Before The Magazine was deemed dead and the internet forged ahead sans business model the exclusive was facilitated through huge budgets. Editors and creative directors would pay through the nose to secure content (be it visual or written) that no other magazine had. Deals were done, photographers were commissioned and journalists were embargoed. Fair enough too – exclusives draw readers and readers draw advertisers, so when you are selling handbags to fashionistas you want your handbag seen in the same magazine as next year’s trends. Back in those days if your handbag didn’t cut it, nor did your ad.
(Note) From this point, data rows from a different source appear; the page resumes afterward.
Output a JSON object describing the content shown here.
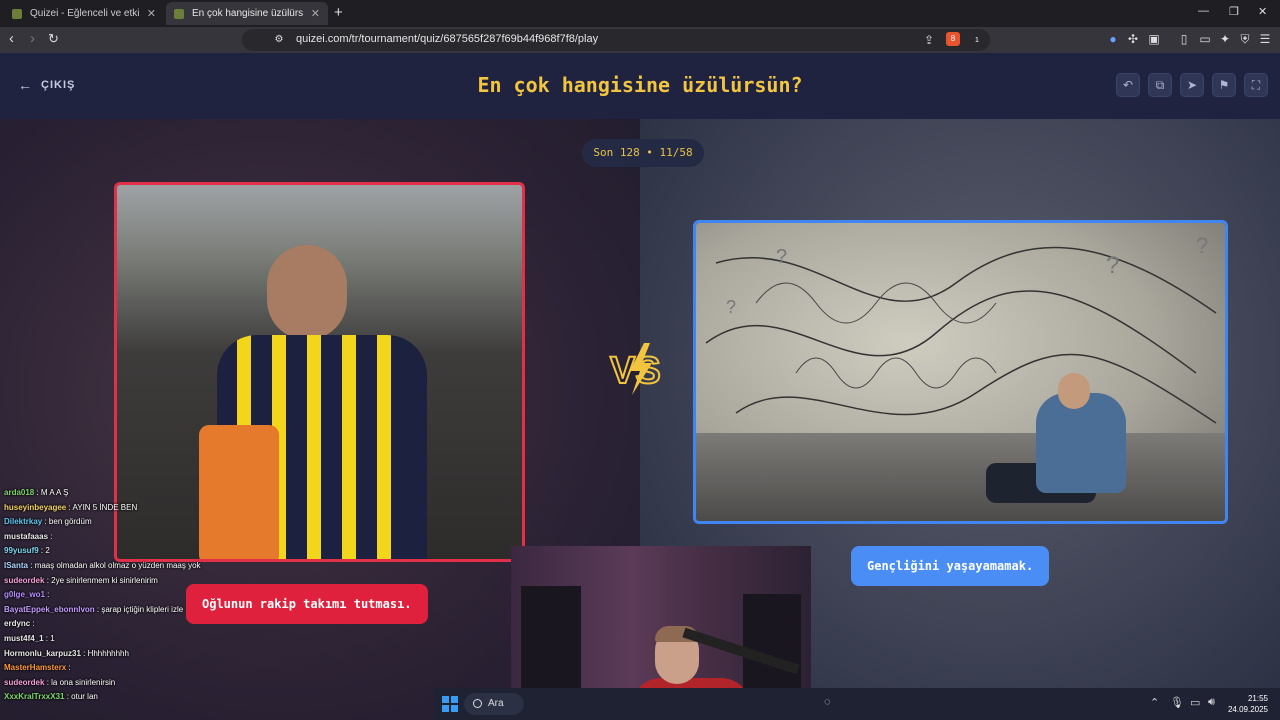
{
  "browser": {
    "tabs": [
      {
        "title": "Quizei - Eğlenceli ve etkileşimli quiz...",
        "active": false
      },
      {
        "title": "En çok hangisine üzülürsün? - Qu...",
        "active": true
      }
    ],
    "url": "quizei.com/tr/tournament/quiz/687565f287f69b44f968f7f8/play",
    "brave_badge": "8",
    "alert_badge": "1"
  },
  "page": {
    "exit_label": "ÇIKIŞ",
    "title": "En çok hangisine üzülürsün?",
    "round_label": "Son 128 • 11/58",
    "vs_label": "VS",
    "choices": [
      {
        "caption": "Oğlunun rakip takımı tutması.",
        "accent": "#e0213d"
      },
      {
        "caption": "Gençliğini yaşayamamak.",
        "accent": "#4a8ef5"
      }
    ]
  },
  "chat": [
    {
      "user": "arda018",
      "text": "M A A Ş",
      "color": "#7dd86b"
    },
    {
      "user": "huseyinbeyagee",
      "text": "AYIN 5 İNDE BEN",
      "color": "#f4d35e"
    },
    {
      "user": "Dilektrkay",
      "text": "ben gördüm",
      "color": "#5fc7f0"
    },
    {
      "user": "mustafaaas",
      "text": "",
      "color": "#e8e8e8"
    },
    {
      "user": "99yusuf9",
      "text": "2",
      "color": "#7ad7f0"
    },
    {
      "user": "lSanta",
      "text": "maaş olmadan alkol olmaz o yüzden maaş yok",
      "color": "#b0d7ff"
    },
    {
      "user": "sudeordek",
      "text": "2ye sinirlenmem ki sinirlenirim",
      "color": "#f4a0d8"
    },
    {
      "user": "g0lge_wo1",
      "text": "",
      "color": "#b68cff"
    },
    {
      "user": "BayatEppek_ebonnlvon",
      "text": "şarap içtiğin klipleri izle",
      "color": "#c39bff"
    },
    {
      "user": "erdync",
      "text": "",
      "color": "#e8e8e8"
    },
    {
      "user": "must4f4_1",
      "text": "1",
      "color": "#e8e8e8"
    },
    {
      "user": "Hormonlu_karpuz31",
      "text": "Hhhhhhhhh",
      "color": "#e8e8e8"
    },
    {
      "user": "MasterHamsterx",
      "text": "",
      "color": "#ff9a3c"
    },
    {
      "user": "sudeordek",
      "text": "la ona sinirlenirsin",
      "color": "#f4a0d8"
    },
    {
      "user": "XxxKralTrxxX31",
      "text": "otur lan",
      "color": "#7dd86b"
    }
  ],
  "taskbar": {
    "search_label": "Ara",
    "time": "21:55",
    "date": "24.09.2025"
  },
  "icons": {
    "back": "arrow-left-icon",
    "undo": "undo-icon",
    "copy": "copy-icon",
    "share": "send-icon",
    "report": "flag-icon",
    "fullscreen": "fullscreen-icon"
  }
}
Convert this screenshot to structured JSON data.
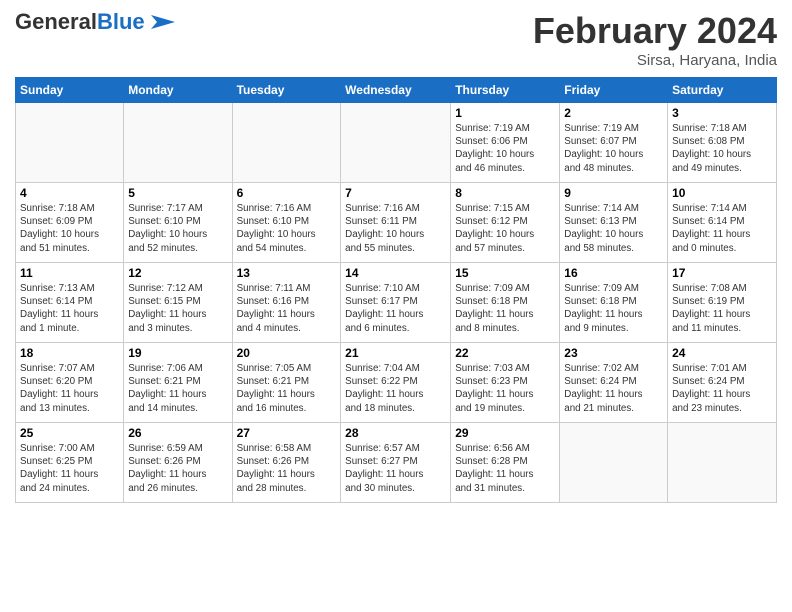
{
  "header": {
    "logo_line1": "General",
    "logo_line2": "Blue",
    "month": "February 2024",
    "location": "Sirsa, Haryana, India"
  },
  "days_of_week": [
    "Sunday",
    "Monday",
    "Tuesday",
    "Wednesday",
    "Thursday",
    "Friday",
    "Saturday"
  ],
  "weeks": [
    [
      {
        "day": "",
        "info": ""
      },
      {
        "day": "",
        "info": ""
      },
      {
        "day": "",
        "info": ""
      },
      {
        "day": "",
        "info": ""
      },
      {
        "day": "1",
        "info": "Sunrise: 7:19 AM\nSunset: 6:06 PM\nDaylight: 10 hours\nand 46 minutes."
      },
      {
        "day": "2",
        "info": "Sunrise: 7:19 AM\nSunset: 6:07 PM\nDaylight: 10 hours\nand 48 minutes."
      },
      {
        "day": "3",
        "info": "Sunrise: 7:18 AM\nSunset: 6:08 PM\nDaylight: 10 hours\nand 49 minutes."
      }
    ],
    [
      {
        "day": "4",
        "info": "Sunrise: 7:18 AM\nSunset: 6:09 PM\nDaylight: 10 hours\nand 51 minutes."
      },
      {
        "day": "5",
        "info": "Sunrise: 7:17 AM\nSunset: 6:10 PM\nDaylight: 10 hours\nand 52 minutes."
      },
      {
        "day": "6",
        "info": "Sunrise: 7:16 AM\nSunset: 6:10 PM\nDaylight: 10 hours\nand 54 minutes."
      },
      {
        "day": "7",
        "info": "Sunrise: 7:16 AM\nSunset: 6:11 PM\nDaylight: 10 hours\nand 55 minutes."
      },
      {
        "day": "8",
        "info": "Sunrise: 7:15 AM\nSunset: 6:12 PM\nDaylight: 10 hours\nand 57 minutes."
      },
      {
        "day": "9",
        "info": "Sunrise: 7:14 AM\nSunset: 6:13 PM\nDaylight: 10 hours\nand 58 minutes."
      },
      {
        "day": "10",
        "info": "Sunrise: 7:14 AM\nSunset: 6:14 PM\nDaylight: 11 hours\nand 0 minutes."
      }
    ],
    [
      {
        "day": "11",
        "info": "Sunrise: 7:13 AM\nSunset: 6:14 PM\nDaylight: 11 hours\nand 1 minute."
      },
      {
        "day": "12",
        "info": "Sunrise: 7:12 AM\nSunset: 6:15 PM\nDaylight: 11 hours\nand 3 minutes."
      },
      {
        "day": "13",
        "info": "Sunrise: 7:11 AM\nSunset: 6:16 PM\nDaylight: 11 hours\nand 4 minutes."
      },
      {
        "day": "14",
        "info": "Sunrise: 7:10 AM\nSunset: 6:17 PM\nDaylight: 11 hours\nand 6 minutes."
      },
      {
        "day": "15",
        "info": "Sunrise: 7:09 AM\nSunset: 6:18 PM\nDaylight: 11 hours\nand 8 minutes."
      },
      {
        "day": "16",
        "info": "Sunrise: 7:09 AM\nSunset: 6:18 PM\nDaylight: 11 hours\nand 9 minutes."
      },
      {
        "day": "17",
        "info": "Sunrise: 7:08 AM\nSunset: 6:19 PM\nDaylight: 11 hours\nand 11 minutes."
      }
    ],
    [
      {
        "day": "18",
        "info": "Sunrise: 7:07 AM\nSunset: 6:20 PM\nDaylight: 11 hours\nand 13 minutes."
      },
      {
        "day": "19",
        "info": "Sunrise: 7:06 AM\nSunset: 6:21 PM\nDaylight: 11 hours\nand 14 minutes."
      },
      {
        "day": "20",
        "info": "Sunrise: 7:05 AM\nSunset: 6:21 PM\nDaylight: 11 hours\nand 16 minutes."
      },
      {
        "day": "21",
        "info": "Sunrise: 7:04 AM\nSunset: 6:22 PM\nDaylight: 11 hours\nand 18 minutes."
      },
      {
        "day": "22",
        "info": "Sunrise: 7:03 AM\nSunset: 6:23 PM\nDaylight: 11 hours\nand 19 minutes."
      },
      {
        "day": "23",
        "info": "Sunrise: 7:02 AM\nSunset: 6:24 PM\nDaylight: 11 hours\nand 21 minutes."
      },
      {
        "day": "24",
        "info": "Sunrise: 7:01 AM\nSunset: 6:24 PM\nDaylight: 11 hours\nand 23 minutes."
      }
    ],
    [
      {
        "day": "25",
        "info": "Sunrise: 7:00 AM\nSunset: 6:25 PM\nDaylight: 11 hours\nand 24 minutes."
      },
      {
        "day": "26",
        "info": "Sunrise: 6:59 AM\nSunset: 6:26 PM\nDaylight: 11 hours\nand 26 minutes."
      },
      {
        "day": "27",
        "info": "Sunrise: 6:58 AM\nSunset: 6:26 PM\nDaylight: 11 hours\nand 28 minutes."
      },
      {
        "day": "28",
        "info": "Sunrise: 6:57 AM\nSunset: 6:27 PM\nDaylight: 11 hours\nand 30 minutes."
      },
      {
        "day": "29",
        "info": "Sunrise: 6:56 AM\nSunset: 6:28 PM\nDaylight: 11 hours\nand 31 minutes."
      },
      {
        "day": "",
        "info": ""
      },
      {
        "day": "",
        "info": ""
      }
    ]
  ]
}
Fast-forward to 2017 and where has that taken us? Magazine budgets are near non-existent yet we still bow to the exclusive and editors still demand them though what is the exclusive? Have a think… in modern design publishing the exclusive is the work you have created exclusively for your client and then paid to have photographed to promote it and yourself. Like any creative, you want to be published and no doubt, so do your clients but that desire should be tempered with the consideration of intent.
To be published gives you exposure, kudos, industry high-fives, bonus points with the client and yes – personal satisfaction. But in the exclusive environment it comes at a cost.
Agreeing to an exclusive means your work cannot be published anywhere else during the period it is most valuable to you. End result: limited exposure.
Agreeing to have your work published without an exclusive agreement more than likely means no other magazine will publish it in the period it is most valuable to you. End result: limited exposure.
That’s all a bit doom and gloom but it is the reality and it is time to take the bull by the horns, take back control and welcome a new paradigm.
So, let’s go back to what MADE the exclusive in the first place. It was content generated by the magazine’s themselves – images and words no one else had. Is it not the remit of modern magazines to tailor their content to be exclusive, communicating your work through their lens to their readers? That is an exclusive. Your work is your work and if a magazine wants to publish it then they should not be limiting your exposure through the process.
Written by Marcus Piper